Are all men created equal? Does every vote count? Are you innocent until proven guilty? Do you believe everything the government tells you?
Yes. Yes. Yes. No. are the answers I would be expected to give before reading Lies The Government Told You. But Andrew Napolitano expects his reader to answer No. No. No. No.
No. I don’t believe everything the government tells me. But I have a penchant for conspiracy. Andrew Napolitano does not. He is a former judge.
He may work for Fox News, but that is no reason to not read his book. He articulates 17 lies that he believes are perpetuated by the government, no matter their political stripe. It is a non-partisan look at the Constitution and how the government lies to the American people.
I recommend reading this book, not for agreement or disagreement with his views, but for the perspective of someone who has served as part of the judicial branch of government. He speaks candidly about issues that many people don’t think about. For example, in chapter 3, he explains judicial activism and how it should have no place in a place like the Supreme Court. He does distinguish judicial activism from the task of defining the law, which should and must take place. But I digress.
I found Napolitano to be fairer in his analysis than I expected from a Fox News analyst. I expect this is because he is writing for an audience wider than a traditional TV audience. I also expect it is due to his experience as a judge.

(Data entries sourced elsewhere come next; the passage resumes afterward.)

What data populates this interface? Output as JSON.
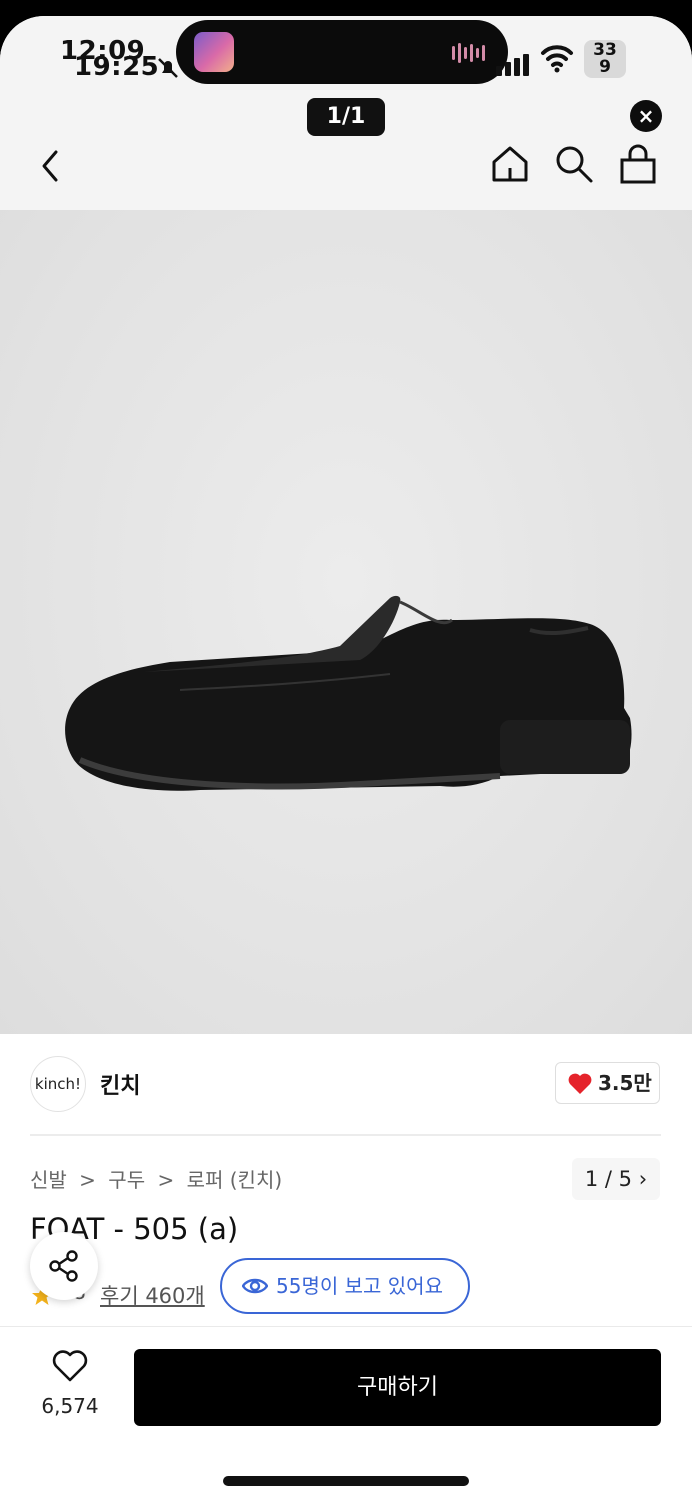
{
  "status_bar": {
    "time_back": "12:09",
    "time_front": "19:25",
    "battery_top": "33",
    "battery_bottom": "9"
  },
  "viewer": {
    "page_indicator": "1/1",
    "close_glyph": "×"
  },
  "nav": {
    "icons": [
      "back-icon",
      "home-icon",
      "search-icon",
      "shopping-bag-icon"
    ]
  },
  "product_image": {
    "counter": "1 / 5"
  },
  "brand": {
    "logo_text": "kinch!",
    "name": "킨치",
    "likes": "3.5만",
    "like_color": "#e5232b"
  },
  "breadcrumb": [
    "신발",
    ">",
    "구두",
    ">",
    "로퍼 (킨치)"
  ],
  "product": {
    "title": "FOAT - 505 (a)",
    "rating": ".8",
    "reviews": "후기 460개",
    "viewers": "55명이 보고 있어요",
    "accent": "#3a66d6"
  },
  "bottom_bar": {
    "wish_count": "6,574",
    "buy_label": "구매하기"
  }
}
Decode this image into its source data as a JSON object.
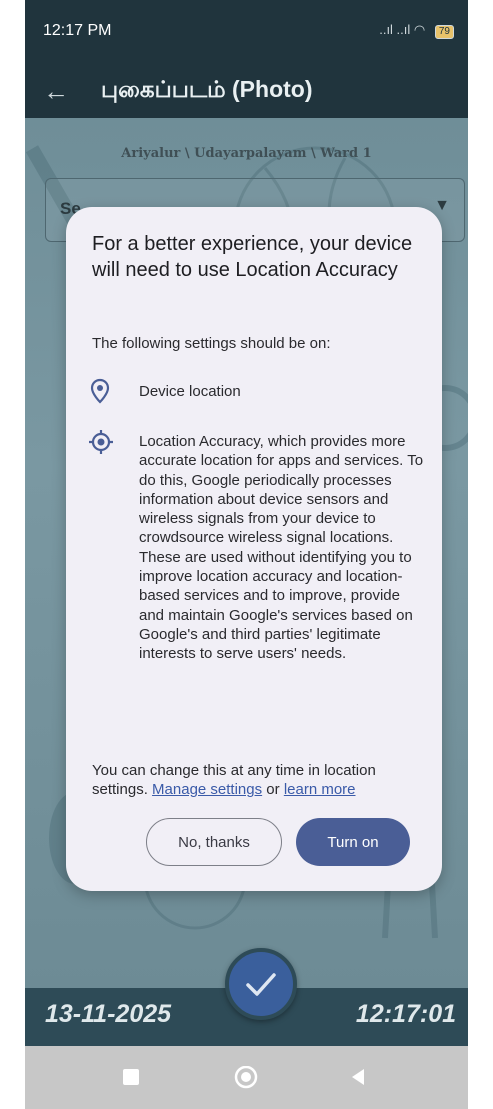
{
  "status": {
    "time": "12:17 PM",
    "signal": "..ıl ..ıl",
    "battery": "79"
  },
  "app_bar": {
    "title": "புகைப்படம் (Photo)"
  },
  "breadcrumb": "Ariyalur \\ Udayarpalayam \\ Ward 1",
  "select": {
    "label": "Se"
  },
  "dialog": {
    "title": "For a better experience, your device will need to use Location Accuracy",
    "subtitle": "The following settings should be on:",
    "items": [
      {
        "label": "Device location"
      },
      {
        "label": "Location Accuracy, which provides more accurate location for apps and services. To do this, Google periodically processes information about device sensors and wireless signals from your device to crowdsource wireless signal locations. These are used without identifying you to improve location accuracy and location-based services and to improve, provide and maintain Google's services based on Google's and third parties' legitimate interests to serve users' needs."
      }
    ],
    "footer_prefix": "You can change this at any time in location settings.",
    "manage_link": "Manage settings",
    "or_text": "or",
    "learn_link": "learn more",
    "no_button": "No, thanks",
    "on_button": "Turn on"
  },
  "bottom": {
    "date": "13-11-2025",
    "time": "12:17:01"
  },
  "colors": {
    "accent": "#4a5e96",
    "app_bar": "#20343d",
    "panel": "#2e4b57"
  }
}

I see this book as a great resource for students of comparative politics. It provides a legal perspective to the politics of government. It provides insight into Judge Napolitano’s views on human freedom. It gives a different view of government than one would expect from one who served in public service.
The policy discussed is also terrific food for thought. If the premise of the title is correct, then it may be time to identify these lies. It may be time to start demanding more of the elected officials who populate the government. It may be time to start asking for more transparency and openness from government. But maybe I dream too much.

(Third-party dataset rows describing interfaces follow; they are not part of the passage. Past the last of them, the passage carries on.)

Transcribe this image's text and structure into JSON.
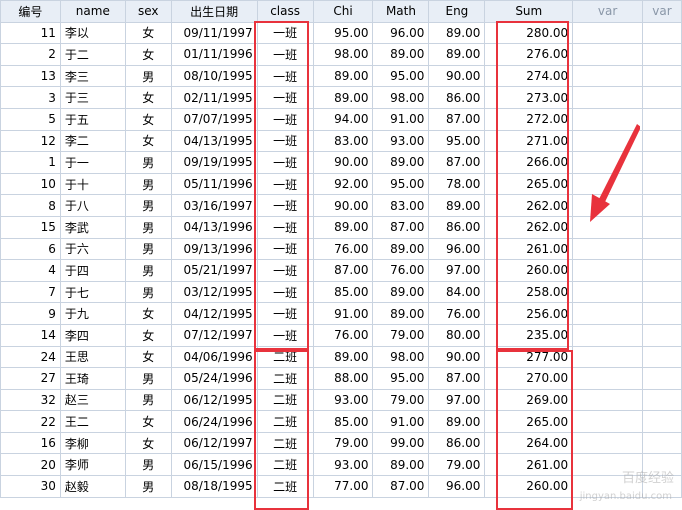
{
  "columns": [
    "编号",
    "name",
    "sex",
    "出生日期",
    "class",
    "Chi",
    "Math",
    "Eng",
    "Sum",
    "var",
    "var"
  ],
  "rows": [
    [
      "11",
      "李以",
      "女",
      "09/11/1997",
      "一班",
      "95.00",
      "96.00",
      "89.00",
      "280.00"
    ],
    [
      "2",
      "于二",
      "女",
      "01/11/1996",
      "一班",
      "98.00",
      "89.00",
      "89.00",
      "276.00"
    ],
    [
      "13",
      "李三",
      "男",
      "08/10/1995",
      "一班",
      "89.00",
      "95.00",
      "90.00",
      "274.00"
    ],
    [
      "3",
      "于三",
      "女",
      "02/11/1995",
      "一班",
      "89.00",
      "98.00",
      "86.00",
      "273.00"
    ],
    [
      "5",
      "于五",
      "女",
      "07/07/1995",
      "一班",
      "94.00",
      "91.00",
      "87.00",
      "272.00"
    ],
    [
      "12",
      "李二",
      "女",
      "04/13/1995",
      "一班",
      "83.00",
      "93.00",
      "95.00",
      "271.00"
    ],
    [
      "1",
      "于一",
      "男",
      "09/19/1995",
      "一班",
      "90.00",
      "89.00",
      "87.00",
      "266.00"
    ],
    [
      "10",
      "于十",
      "男",
      "05/11/1996",
      "一班",
      "92.00",
      "95.00",
      "78.00",
      "265.00"
    ],
    [
      "8",
      "于八",
      "男",
      "03/16/1997",
      "一班",
      "90.00",
      "83.00",
      "89.00",
      "262.00"
    ],
    [
      "15",
      "李武",
      "男",
      "04/13/1996",
      "一班",
      "89.00",
      "87.00",
      "86.00",
      "262.00"
    ],
    [
      "6",
      "于六",
      "男",
      "09/13/1996",
      "一班",
      "76.00",
      "89.00",
      "96.00",
      "261.00"
    ],
    [
      "4",
      "于四",
      "男",
      "05/21/1997",
      "一班",
      "87.00",
      "76.00",
      "97.00",
      "260.00"
    ],
    [
      "7",
      "于七",
      "男",
      "03/12/1995",
      "一班",
      "85.00",
      "89.00",
      "84.00",
      "258.00"
    ],
    [
      "9",
      "于九",
      "女",
      "04/12/1995",
      "一班",
      "91.00",
      "89.00",
      "76.00",
      "256.00"
    ],
    [
      "14",
      "李四",
      "女",
      "07/12/1997",
      "一班",
      "76.00",
      "79.00",
      "80.00",
      "235.00"
    ],
    [
      "24",
      "王思",
      "女",
      "04/06/1996",
      "二班",
      "89.00",
      "98.00",
      "90.00",
      "277.00"
    ],
    [
      "27",
      "王琦",
      "男",
      "05/24/1996",
      "二班",
      "88.00",
      "95.00",
      "87.00",
      "270.00"
    ],
    [
      "32",
      "赵三",
      "男",
      "06/12/1995",
      "二班",
      "93.00",
      "79.00",
      "97.00",
      "269.00"
    ],
    [
      "22",
      "王二",
      "女",
      "06/24/1996",
      "二班",
      "85.00",
      "91.00",
      "89.00",
      "265.00"
    ],
    [
      "16",
      "李柳",
      "女",
      "06/12/1997",
      "二班",
      "79.00",
      "99.00",
      "86.00",
      "264.00"
    ],
    [
      "20",
      "李师",
      "男",
      "06/15/1996",
      "二班",
      "93.00",
      "89.00",
      "79.00",
      "261.00"
    ],
    [
      "30",
      "赵毅",
      "男",
      "08/18/1995",
      "二班",
      "77.00",
      "87.00",
      "96.00",
      "260.00"
    ]
  ],
  "watermark": {
    "brand": "百度经验",
    "url": "jingyan.baidu.com"
  },
  "colors": {
    "highlight_red": "#e8323c",
    "header_bg": "#e8eef6",
    "grid": "#c9d3e0"
  }
}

Disclosure of Material Connection: I received this book free from the publisher through the BookSneeze.com <http://BookSneeze.com> book review bloggers program. I was not required to write a positive review. The opinions I have expressed are my own. I am disclosing this in accordance with the Federal Trade Commission’s 16 CFR, Part 255 <http://www.access.gpo.gov/nara/cfr/waisidx_03/16cfr255_03.html>: “Guides Concerning the Use of Endorsements and Testimonials in Advertising.”

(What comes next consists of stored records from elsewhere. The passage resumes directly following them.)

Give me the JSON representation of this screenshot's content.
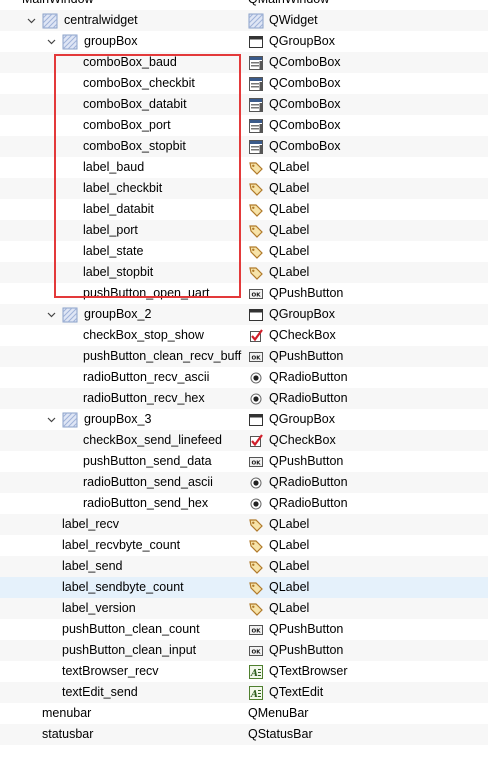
{
  "tree": {
    "rows": [
      {
        "name": "MainWindow",
        "cls": "QMainWindow",
        "depth": 0,
        "icon": "none",
        "cicon": "none",
        "clipped": true
      },
      {
        "name": "centralwidget",
        "cls": "QWidget",
        "depth": 1,
        "icon": "widget",
        "cicon": "widget",
        "exp": "expanded"
      },
      {
        "name": "groupBox",
        "cls": "QGroupBox",
        "depth": 2,
        "icon": "widget",
        "cicon": "groupbox",
        "exp": "expanded"
      },
      {
        "name": "comboBox_baud",
        "cls": "QComboBox",
        "depth": 3,
        "cicon": "combobox"
      },
      {
        "name": "comboBox_checkbit",
        "cls": "QComboBox",
        "depth": 3,
        "cicon": "combobox"
      },
      {
        "name": "comboBox_databit",
        "cls": "QComboBox",
        "depth": 3,
        "cicon": "combobox"
      },
      {
        "name": "comboBox_port",
        "cls": "QComboBox",
        "depth": 3,
        "cicon": "combobox"
      },
      {
        "name": "comboBox_stopbit",
        "cls": "QComboBox",
        "depth": 3,
        "cicon": "combobox"
      },
      {
        "name": "label_baud",
        "cls": "QLabel",
        "depth": 3,
        "cicon": "label"
      },
      {
        "name": "label_checkbit",
        "cls": "QLabel",
        "depth": 3,
        "cicon": "label"
      },
      {
        "name": "label_databit",
        "cls": "QLabel",
        "depth": 3,
        "cicon": "label"
      },
      {
        "name": "label_port",
        "cls": "QLabel",
        "depth": 3,
        "cicon": "label"
      },
      {
        "name": "label_state",
        "cls": "QLabel",
        "depth": 3,
        "cicon": "label"
      },
      {
        "name": "label_stopbit",
        "cls": "QLabel",
        "depth": 3,
        "cicon": "label"
      },
      {
        "name": "pushButton_open_uart",
        "cls": "QPushButton",
        "depth": 3,
        "cicon": "pushbutton"
      },
      {
        "name": "groupBox_2",
        "cls": "QGroupBox",
        "depth": 2,
        "icon": "widget",
        "cicon": "groupbox",
        "exp": "expanded"
      },
      {
        "name": "checkBox_stop_show",
        "cls": "QCheckBox",
        "depth": 3,
        "cicon": "checkbox"
      },
      {
        "name": "pushButton_clean_recv_buff",
        "cls": "QPushButton",
        "depth": 3,
        "cicon": "pushbutton"
      },
      {
        "name": "radioButton_recv_ascii",
        "cls": "QRadioButton",
        "depth": 3,
        "cicon": "radiobutton"
      },
      {
        "name": "radioButton_recv_hex",
        "cls": "QRadioButton",
        "depth": 3,
        "cicon": "radiobutton"
      },
      {
        "name": "groupBox_3",
        "cls": "QGroupBox",
        "depth": 2,
        "icon": "widget",
        "cicon": "groupbox",
        "exp": "expanded"
      },
      {
        "name": "checkBox_send_linefeed",
        "cls": "QCheckBox",
        "depth": 3,
        "cicon": "checkbox"
      },
      {
        "name": "pushButton_send_data",
        "cls": "QPushButton",
        "depth": 3,
        "cicon": "pushbutton"
      },
      {
        "name": "radioButton_send_ascii",
        "cls": "QRadioButton",
        "depth": 3,
        "cicon": "radiobutton"
      },
      {
        "name": "radioButton_send_hex",
        "cls": "QRadioButton",
        "depth": 3,
        "cicon": "radiobutton"
      },
      {
        "name": "label_recv",
        "cls": "QLabel",
        "depth": 2,
        "cicon": "label"
      },
      {
        "name": "label_recvbyte_count",
        "cls": "QLabel",
        "depth": 2,
        "cicon": "label"
      },
      {
        "name": "label_send",
        "cls": "QLabel",
        "depth": 2,
        "cicon": "label"
      },
      {
        "name": "label_sendbyte_count",
        "cls": "QLabel",
        "depth": 2,
        "cicon": "label",
        "highlight": true
      },
      {
        "name": "label_version",
        "cls": "QLabel",
        "depth": 2,
        "cicon": "label"
      },
      {
        "name": "pushButton_clean_count",
        "cls": "QPushButton",
        "depth": 2,
        "cicon": "pushbutton"
      },
      {
        "name": "pushButton_clean_input",
        "cls": "QPushButton",
        "depth": 2,
        "cicon": "pushbutton"
      },
      {
        "name": "textBrowser_recv",
        "cls": "QTextBrowser",
        "depth": 2,
        "cicon": "textedit"
      },
      {
        "name": "textEdit_send",
        "cls": "QTextEdit",
        "depth": 2,
        "cicon": "textedit"
      },
      {
        "name": "menubar",
        "cls": "QMenuBar",
        "depth": 1,
        "cicon": "none"
      },
      {
        "name": "statusbar",
        "cls": "QStatusBar",
        "depth": 1,
        "cicon": "none"
      }
    ],
    "selection_frame_color": "#e3393a",
    "highlight_color": "#e5f1fb"
  }
}
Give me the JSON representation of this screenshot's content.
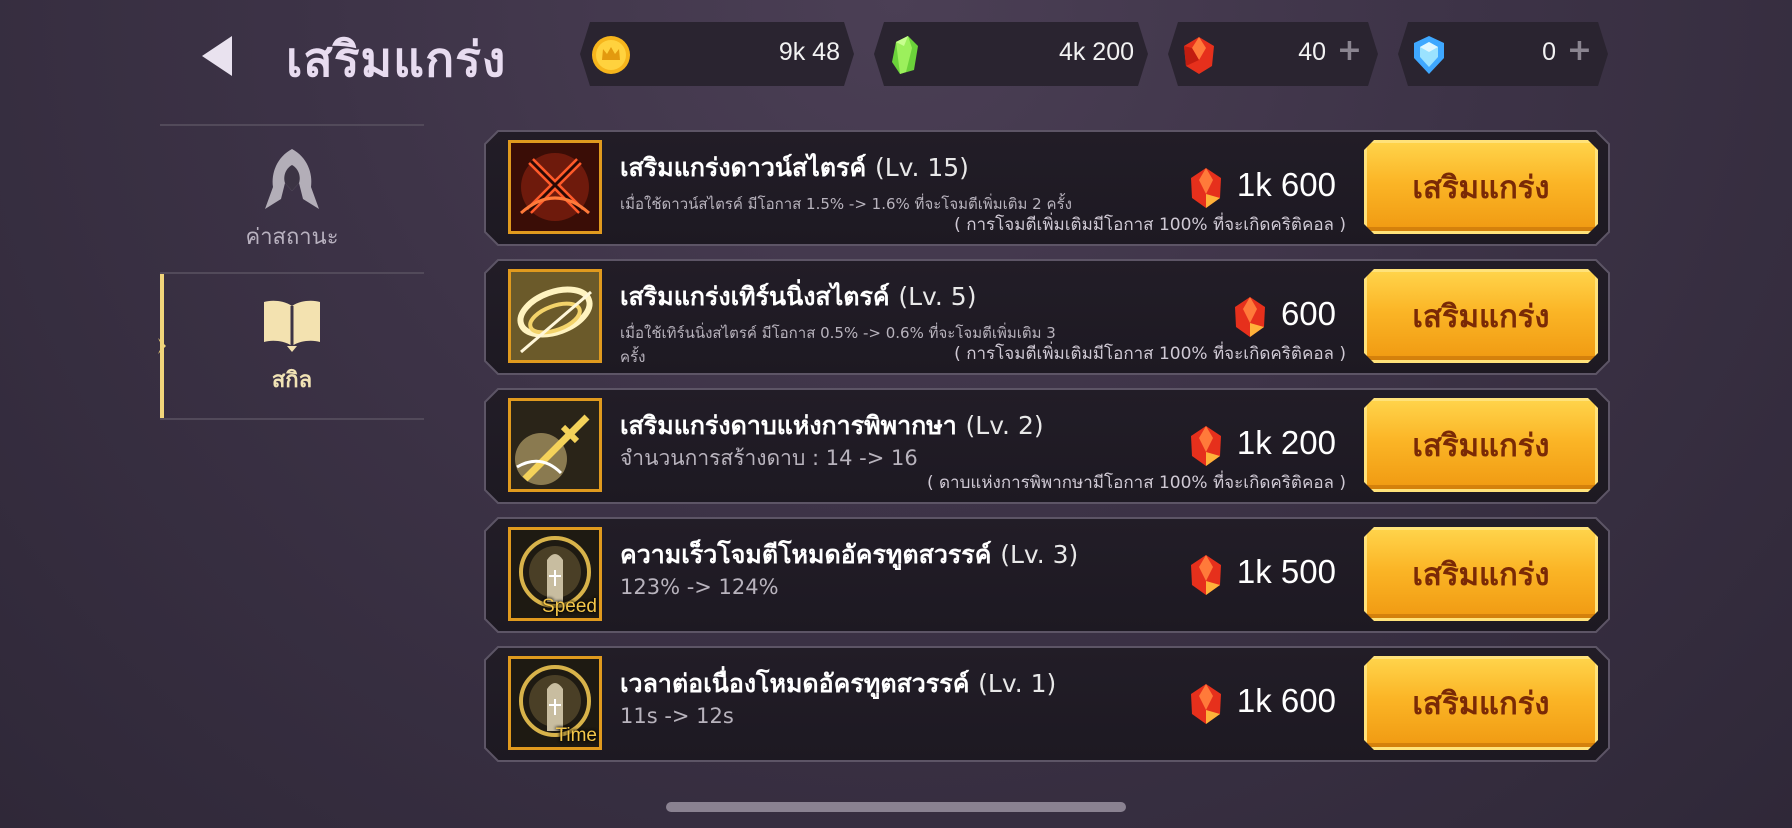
{
  "header": {
    "title": "เสริมแกร่ง",
    "currencies": [
      {
        "name": "gold",
        "icon": "gold-coin-icon",
        "amount": "9k 48",
        "has_plus": false
      },
      {
        "name": "green-crystal",
        "icon": "green-crystal-icon",
        "amount": "4k 200",
        "has_plus": false
      },
      {
        "name": "red-gem",
        "icon": "red-gem-icon",
        "amount": "40",
        "has_plus": true
      },
      {
        "name": "blue-diamond",
        "icon": "blue-diamond-icon",
        "amount": "0",
        "has_plus": true
      }
    ],
    "plus_symbol": "+"
  },
  "sidebar": {
    "tabs": [
      {
        "label": "ค่าสถานะ",
        "icon": "hooded-figure-icon",
        "active": false
      },
      {
        "label": "สกิล",
        "icon": "open-book-icon",
        "active": true
      }
    ]
  },
  "skills": [
    {
      "name": "เสริมแกร่งดาวน์สไตรค์",
      "level": "(Lv. 15)",
      "desc": "เมื่อใช้ดาวน์สไตรค์ มีโอกาส 1.5% -> 1.6% ที่จะโจมตีเพิ่มเติม 2 ครั้ง",
      "note": "( การโจมตีเพิ่มเติมมีโอกาส 100% ที่จะเกิดคริติคอล )",
      "cost": "1k 600",
      "button": "เสริมแกร่ง",
      "icon": "crossed-swords-icon",
      "tag": ""
    },
    {
      "name": "เสริมแกร่งเทิร์นนิ่งสไตรค์",
      "level": "(Lv. 5)",
      "desc": "เมื่อใช้เทิร์นนิ่งสไตรค์ มีโอกาส 0.5% -> 0.6% ที่จะโจมตีเพิ่มเติม 3 ครั้ง",
      "note": "( การโจมตีเพิ่มเติมมีโอกาส 100% ที่จะเกิดคริติคอล )",
      "cost": "600",
      "button": "เสริมแกร่ง",
      "icon": "spinning-slash-icon",
      "tag": ""
    },
    {
      "name": "เสริมแกร่งดาบแห่งการพิพากษา",
      "level": "(Lv. 2)",
      "desc": "จำนวนการสร้างดาบ : 14 -> 16",
      "note": "( ดาบแห่งการพิพากษามีโอกาส 100% ที่จะเกิดคริติคอล )",
      "cost": "1k 200",
      "button": "เสริมแกร่ง",
      "icon": "judgment-sword-icon",
      "tag": ""
    },
    {
      "name": "ความเร็วโจมตีโหมดอัครทูตสวรรค์",
      "level": "(Lv. 3)",
      "desc": "123% -> 124%",
      "note": "",
      "cost": "1k 500",
      "button": "เสริมแกร่ง",
      "icon": "praying-hand-icon",
      "tag": "Speed"
    },
    {
      "name": "เวลาต่อเนื่องโหมดอัครทูตสวรรค์",
      "level": "(Lv. 1)",
      "desc": "11s -> 12s",
      "note": "",
      "cost": "1k 600",
      "button": "เสริมแกร่ง",
      "icon": "praying-hand-icon",
      "tag": "Time"
    }
  ],
  "colors": {
    "accent_gold": "#fbb526",
    "button_text": "#7a2a06",
    "panel_bg": "#1d1922"
  }
}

This review is included on the Justice Journey, not for agreement with the views of the author, but for the thought-provoking process. I have found that blind acceptance of my personal views is not consistent with the faith I seek to cultivate. I seek to challenge my views by reading authors of contrary perspective. I can listen to arguments through the filter of my personal views. If necessary, my personal views can change in response to a reasonable argument.
How do you challenge your personal faith?